#### RECORDS SUPPLIED ####

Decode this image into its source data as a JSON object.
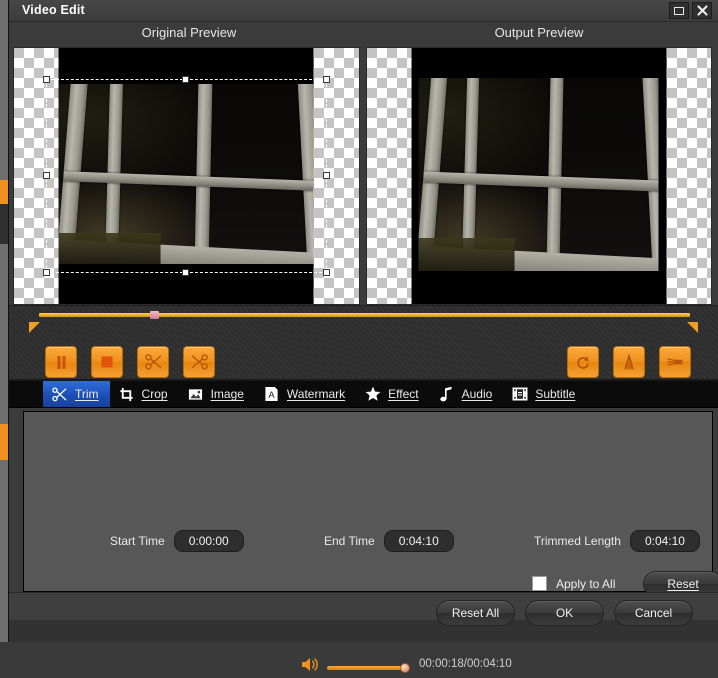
{
  "window": {
    "title": "Video Edit",
    "controls": [
      {
        "name": "maximize-button",
        "glyph": "maximize"
      },
      {
        "name": "close-button",
        "glyph": "X"
      }
    ]
  },
  "previews": {
    "original_label": "Original Preview",
    "output_label": "Output Preview"
  },
  "transport": {
    "buttons_left": [
      {
        "name": "pause-button",
        "icon": "pause-icon"
      },
      {
        "name": "stop-button",
        "icon": "stop-icon"
      },
      {
        "name": "cut-button",
        "icon": "scissors-icon"
      },
      {
        "name": "delete-segment-button",
        "icon": "scissors-delete-icon"
      }
    ],
    "buttons_right": [
      {
        "name": "rotate-button",
        "icon": "rotate-icon"
      },
      {
        "name": "flip-horizontal-button",
        "icon": "flip-horizontal-icon"
      },
      {
        "name": "flip-vertical-button",
        "icon": "flip-vertical-icon"
      }
    ],
    "volume_icon": "speaker-icon",
    "volume_percent": 100,
    "time_display": "00:00:18/00:04:10",
    "current_time": "00:00:18",
    "total_time": "00:04:10",
    "seek_percent": 17
  },
  "tabs": [
    {
      "label": "Trim",
      "accel": "T",
      "icon": "scissors-icon",
      "active": true
    },
    {
      "label": "Crop",
      "accel": "C",
      "icon": "crop-icon",
      "active": false
    },
    {
      "label": "Image",
      "accel": "I",
      "icon": "image-icon",
      "active": false
    },
    {
      "label": "Watermark",
      "accel": "W",
      "icon": "text-a-icon",
      "active": false
    },
    {
      "label": "Effect",
      "accel": "E",
      "icon": "star-icon",
      "active": false
    },
    {
      "label": "Audio",
      "accel": "A",
      "icon": "music-note-icon",
      "active": false
    },
    {
      "label": "Subtitle",
      "accel": "S",
      "icon": "subtitle-icon",
      "active": false
    }
  ],
  "trim_panel": {
    "start_time_label": "Start Time",
    "start_time_value": "0:00:00",
    "end_time_label": "End Time",
    "end_time_value": "0:04:10",
    "trimmed_length_label": "Trimmed Length",
    "trimmed_length_value": "0:04:10",
    "apply_to_all_label": "Apply to All",
    "apply_to_all_checked": false,
    "reset_label": "Reset",
    "reset_accel": "R"
  },
  "footer": {
    "reset_all_label": "Reset All",
    "ok_label": "OK",
    "cancel_label": "Cancel"
  },
  "colors": {
    "accent_orange": "#f0911f",
    "tab_active_blue": "#1c4fb5",
    "timeline_yellow": "#ffd24a",
    "panel_gray": "#575757",
    "window_gray": "#3b3b3b"
  }
}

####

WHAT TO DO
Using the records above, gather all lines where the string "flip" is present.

RESPONSE BOX
        "name": "flip-horizontal-button",
        "icon": "flip-horizontal-icon"
        "name": "flip-vertical-button",
        "icon": "flip-vertical-icon"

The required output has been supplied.